» **BRIEF**
Please copy every line of the data in which the string "Prediction" appears.
Segment Start: MATERIAL FOR THIS EXERCISE
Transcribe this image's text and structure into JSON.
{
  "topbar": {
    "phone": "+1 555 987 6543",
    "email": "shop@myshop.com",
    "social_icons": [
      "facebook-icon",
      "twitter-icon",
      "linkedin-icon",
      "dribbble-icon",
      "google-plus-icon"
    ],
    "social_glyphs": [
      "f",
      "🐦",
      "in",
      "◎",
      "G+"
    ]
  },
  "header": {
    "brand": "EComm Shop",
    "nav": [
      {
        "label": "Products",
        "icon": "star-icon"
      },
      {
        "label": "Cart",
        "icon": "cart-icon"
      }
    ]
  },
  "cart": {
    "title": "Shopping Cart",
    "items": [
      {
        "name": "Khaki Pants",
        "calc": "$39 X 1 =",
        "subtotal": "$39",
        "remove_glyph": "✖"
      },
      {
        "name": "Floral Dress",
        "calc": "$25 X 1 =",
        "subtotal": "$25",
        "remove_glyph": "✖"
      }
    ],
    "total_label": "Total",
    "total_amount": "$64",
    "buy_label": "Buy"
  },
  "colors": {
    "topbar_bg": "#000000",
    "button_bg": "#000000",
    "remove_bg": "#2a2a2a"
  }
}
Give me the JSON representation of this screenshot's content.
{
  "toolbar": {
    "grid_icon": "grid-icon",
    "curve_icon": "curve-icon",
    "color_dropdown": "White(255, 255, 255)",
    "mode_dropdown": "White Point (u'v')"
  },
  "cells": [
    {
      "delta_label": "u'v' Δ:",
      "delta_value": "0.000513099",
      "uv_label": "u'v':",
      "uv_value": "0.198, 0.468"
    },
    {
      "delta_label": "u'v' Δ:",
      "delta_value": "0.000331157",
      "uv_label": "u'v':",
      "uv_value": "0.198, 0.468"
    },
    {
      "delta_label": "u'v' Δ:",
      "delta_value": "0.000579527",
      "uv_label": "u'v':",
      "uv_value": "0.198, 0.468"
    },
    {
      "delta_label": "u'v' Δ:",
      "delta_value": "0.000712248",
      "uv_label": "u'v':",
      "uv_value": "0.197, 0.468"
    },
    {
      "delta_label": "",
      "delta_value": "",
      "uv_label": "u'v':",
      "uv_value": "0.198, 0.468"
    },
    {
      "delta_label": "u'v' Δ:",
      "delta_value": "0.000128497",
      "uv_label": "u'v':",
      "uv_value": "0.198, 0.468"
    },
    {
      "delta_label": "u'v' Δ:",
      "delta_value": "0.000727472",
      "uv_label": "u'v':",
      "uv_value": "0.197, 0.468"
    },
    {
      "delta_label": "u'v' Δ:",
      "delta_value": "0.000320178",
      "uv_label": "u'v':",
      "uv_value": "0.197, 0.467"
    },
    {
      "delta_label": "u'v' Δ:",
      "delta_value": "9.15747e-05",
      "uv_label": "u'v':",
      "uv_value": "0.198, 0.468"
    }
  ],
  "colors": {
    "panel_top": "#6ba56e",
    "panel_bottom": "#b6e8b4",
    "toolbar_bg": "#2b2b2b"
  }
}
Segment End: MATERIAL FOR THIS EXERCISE
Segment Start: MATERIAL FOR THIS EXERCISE
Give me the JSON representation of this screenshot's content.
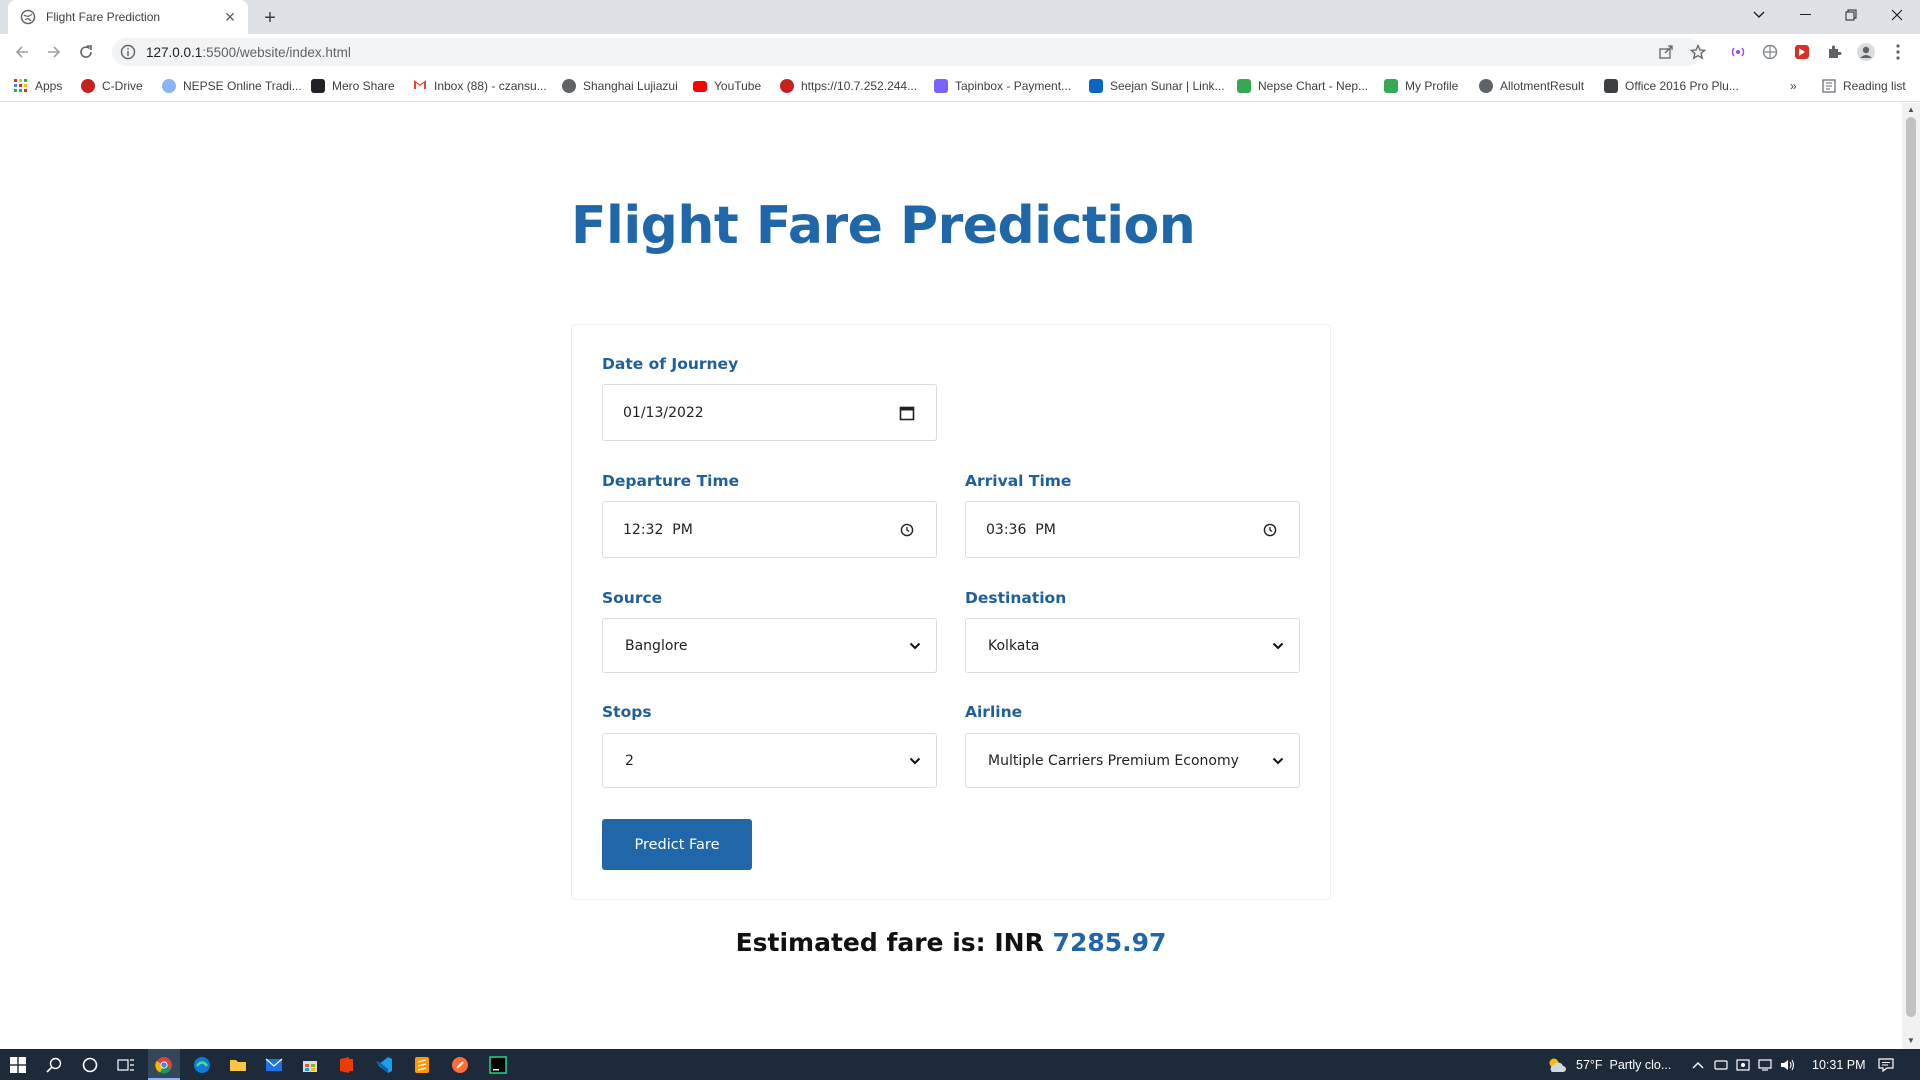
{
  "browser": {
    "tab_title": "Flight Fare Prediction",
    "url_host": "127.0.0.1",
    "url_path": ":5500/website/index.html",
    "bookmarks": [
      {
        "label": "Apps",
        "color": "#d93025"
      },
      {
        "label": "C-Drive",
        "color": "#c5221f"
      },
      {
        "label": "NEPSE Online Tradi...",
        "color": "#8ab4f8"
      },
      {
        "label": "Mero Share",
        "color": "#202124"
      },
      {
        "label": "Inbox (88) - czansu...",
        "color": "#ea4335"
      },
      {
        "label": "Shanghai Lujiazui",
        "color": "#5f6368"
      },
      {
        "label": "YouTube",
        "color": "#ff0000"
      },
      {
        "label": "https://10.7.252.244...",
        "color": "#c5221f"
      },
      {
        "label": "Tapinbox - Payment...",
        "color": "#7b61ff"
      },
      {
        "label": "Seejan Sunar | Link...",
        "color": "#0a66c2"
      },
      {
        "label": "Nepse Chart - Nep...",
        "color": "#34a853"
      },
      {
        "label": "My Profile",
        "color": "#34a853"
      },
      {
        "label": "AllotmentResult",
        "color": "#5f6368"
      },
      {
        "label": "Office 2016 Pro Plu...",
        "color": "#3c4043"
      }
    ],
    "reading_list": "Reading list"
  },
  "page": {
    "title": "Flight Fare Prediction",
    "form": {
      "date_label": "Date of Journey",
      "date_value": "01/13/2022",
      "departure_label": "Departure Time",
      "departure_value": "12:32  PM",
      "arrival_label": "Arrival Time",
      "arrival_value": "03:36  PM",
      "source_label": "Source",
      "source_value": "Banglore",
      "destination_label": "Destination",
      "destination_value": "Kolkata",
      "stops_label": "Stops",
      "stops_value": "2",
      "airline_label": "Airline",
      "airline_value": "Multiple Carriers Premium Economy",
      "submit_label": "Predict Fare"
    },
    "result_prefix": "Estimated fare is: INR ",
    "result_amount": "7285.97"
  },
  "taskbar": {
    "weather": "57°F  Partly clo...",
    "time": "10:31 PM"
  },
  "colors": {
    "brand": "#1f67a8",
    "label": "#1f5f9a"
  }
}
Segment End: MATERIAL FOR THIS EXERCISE
» **OUTPUT OF THE TASK**
    "tab_title": "Flight Fare Prediction",
    "title": "Flight Fare Prediction",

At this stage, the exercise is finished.